Share this article:
Bookmark and Share

Verifying Your College Degree and Your Past

A new hot button on the employment scene is the need for new applicants to verify their college degree with prospective employers. In times past, very few companies took the effort to verify the degree with the applicant’s school, leaving trust to complete the transaction. That was until December 2001, when former Georgia Tech head coach George O’Leary accepted a position as head coach at Notre Dame. Before O’Leary took office, Notre Dame found that the coach-to-be had not completed his Master’s degree from New York University as was stated on his resume. Since then, companies have been more focused on digging deeper into an applicant’s background so a complicating and embarrassing situation does not arise in the future. Companies will no longer accept a copy of a person’s diploma due to “diploma mills” making it easy for one to create just about anything on the internet.

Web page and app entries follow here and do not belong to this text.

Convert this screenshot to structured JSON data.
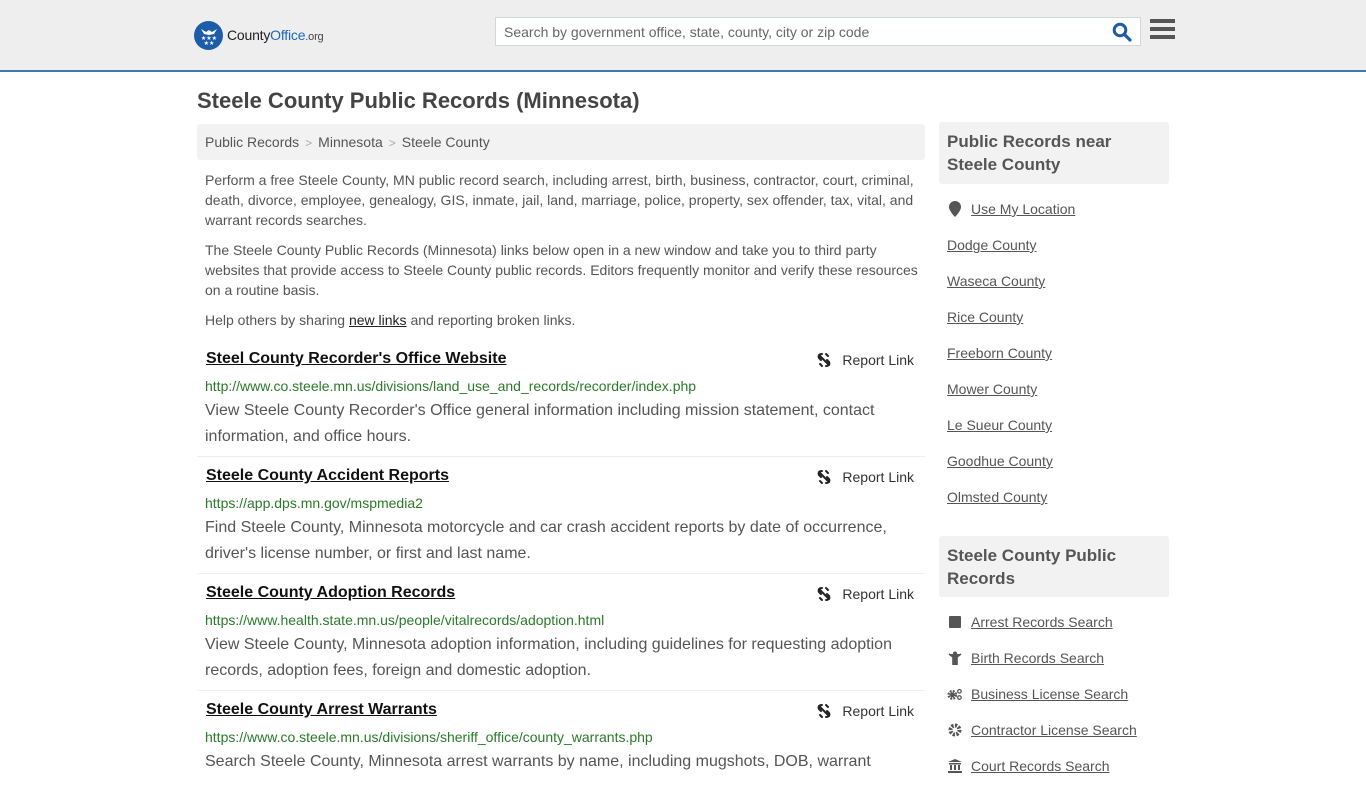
{
  "header": {
    "logo": {
      "part1": "County",
      "part2": "Office",
      "part3": ".org"
    },
    "search_placeholder": "Search by government office, state, county, city or zip code",
    "search_value": ""
  },
  "page": {
    "title": "Steele County Public Records (Minnesota)",
    "breadcrumb": [
      "Public Records",
      "Minnesota",
      "Steele County"
    ],
    "breadcrumb_separator": ">"
  },
  "intro": {
    "p1": "Perform a free Steele County, MN public record search, including arrest, birth, business, contractor, court, criminal, death, divorce, employee, genealogy, GIS, inmate, jail, land, marriage, police, property, sex offender, tax, vital, and warrant records searches.",
    "p2": "The Steele County Public Records (Minnesota) links below open in a new window and take you to third party websites that provide access to Steele County public records. Editors frequently monitor and verify these resources on a routine basis.",
    "p3_before": "Help others by sharing ",
    "p3_link": "new links",
    "p3_after": " and reporting broken links."
  },
  "records": [
    {
      "title": "Steel County Recorder's Office Website",
      "url": "http://www.co.steele.mn.us/divisions/land_use_and_records/recorder/index.php",
      "description": "View Steele County Recorder's Office general information including mission statement, contact information, and office hours.",
      "report_label": "Report Link"
    },
    {
      "title": "Steele County Accident Reports",
      "url": "https://app.dps.mn.gov/mspmedia2",
      "description": "Find Steele County, Minnesota motorcycle and car crash accident reports by date of occurrence, driver's license number, or first and last name.",
      "report_label": "Report Link"
    },
    {
      "title": "Steele County Adoption Records",
      "url": "https://www.health.state.mn.us/people/vitalrecords/adoption.html",
      "description": "View Steele County, Minnesota adoption information, including guidelines for requesting adoption records, adoption fees, foreign and domestic adoption.",
      "report_label": "Report Link"
    },
    {
      "title": "Steele County Arrest Warrants",
      "url": "https://www.co.steele.mn.us/divisions/sheriff_office/county_warrants.php",
      "description": "Search Steele County, Minnesota arrest warrants by name, including mugshots, DOB, warrant",
      "report_label": "Report Link"
    }
  ],
  "sidebar": {
    "nearby_title": "Public Records near Steele County",
    "use_location": "Use My Location",
    "nearby": [
      "Dodge County",
      "Waseca County",
      "Rice County",
      "Freeborn County",
      "Mower County",
      "Le Sueur County",
      "Goodhue County",
      "Olmsted County"
    ],
    "records_title": "Steele County Public Records",
    "record_links": [
      {
        "label": "Arrest Records Search",
        "icon": "square-icon"
      },
      {
        "label": "Birth Records Search",
        "icon": "child-icon"
      },
      {
        "label": "Business License Search",
        "icon": "cogs-icon"
      },
      {
        "label": "Contractor License Search",
        "icon": "gear-icon"
      },
      {
        "label": "Court Records Search",
        "icon": "courthouse-icon"
      }
    ]
  },
  "colors": {
    "header_bg": "#eeeeee",
    "header_border": "#3d79ac",
    "logo_blue": "#1c5ca8",
    "url_green": "#2a7a2a",
    "search_icon": "#1c5ca8"
  }
}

Every person who is currently employed or will be in the future should have a degree verification letter from their graduating school. For authenticity, this letter should have a watermark, or be notarized by the school prior to receiving it. It should be kept with other documents such as birth certificates, living wills, etc. If a school has been closed or records misplaced, websites such as can help a person retrieve these records at very little cost to them. This will save headache and heartache in the future. A recent example encountered by The SearchLogix Group was a candidate that had earned a Master’s degree, walked with fellow students, and received the diploma. The candidate went into the business world never thinking there would be a problem. When it came time for the prospective employer to verify the degree, it was found to have never been entered into the school’s database. A small clerical error on the school’s part turned out to be a last minute nightmare for the candidate. This situation and many like it could be avoided by requesting a degree verification letter.

Along with a degree verification letter, applicants should also take time and perform a full background check and credit history check as well. These checks should go back at least twenty years and include information of traffic tickets, DUIs, lawsuits and judgments, or credit disputes. The purpose is to make sure nothing in the candidate’s background would send up red flags for the search firm or the hiring authority. For example, a ten year old unpaid parking ticket in another state may have been forgotten, but has turned into a bench warrant for arrest. Another example would be a candidate who has a delinquent $800 cell phone bill, but does not own a cell phone. This information will turn up while performing these checks, but the earlier a candidate knows of the problems, the easier they are to get fixed and explained. Some employers will run checks that go back as far as twenty years. Credit history can be obtained from and can be monitored often. Driving and civil information can be obtained from a local police department. Prices range from $15 to $100, but could save an applicant’s future at a great company. Being prepared is always the best policy.

- Artie Cressman

Artie has worked for the past nine years in the automotive industry with American Honda most recently with BMW North America. Prior, Artie was with Delta Air Lines in DFW and ATL. Finding the talent you are looking for is Artie’s drive to excellence. Artie’s areas of industry experience include: Automotive, Customer service, Airline, Aviation, Logistics, and Sales. Artie also thrives on the gratification of helping individuals develop their careers. You can email Artie at or telephone him at 770-517-2660 x19.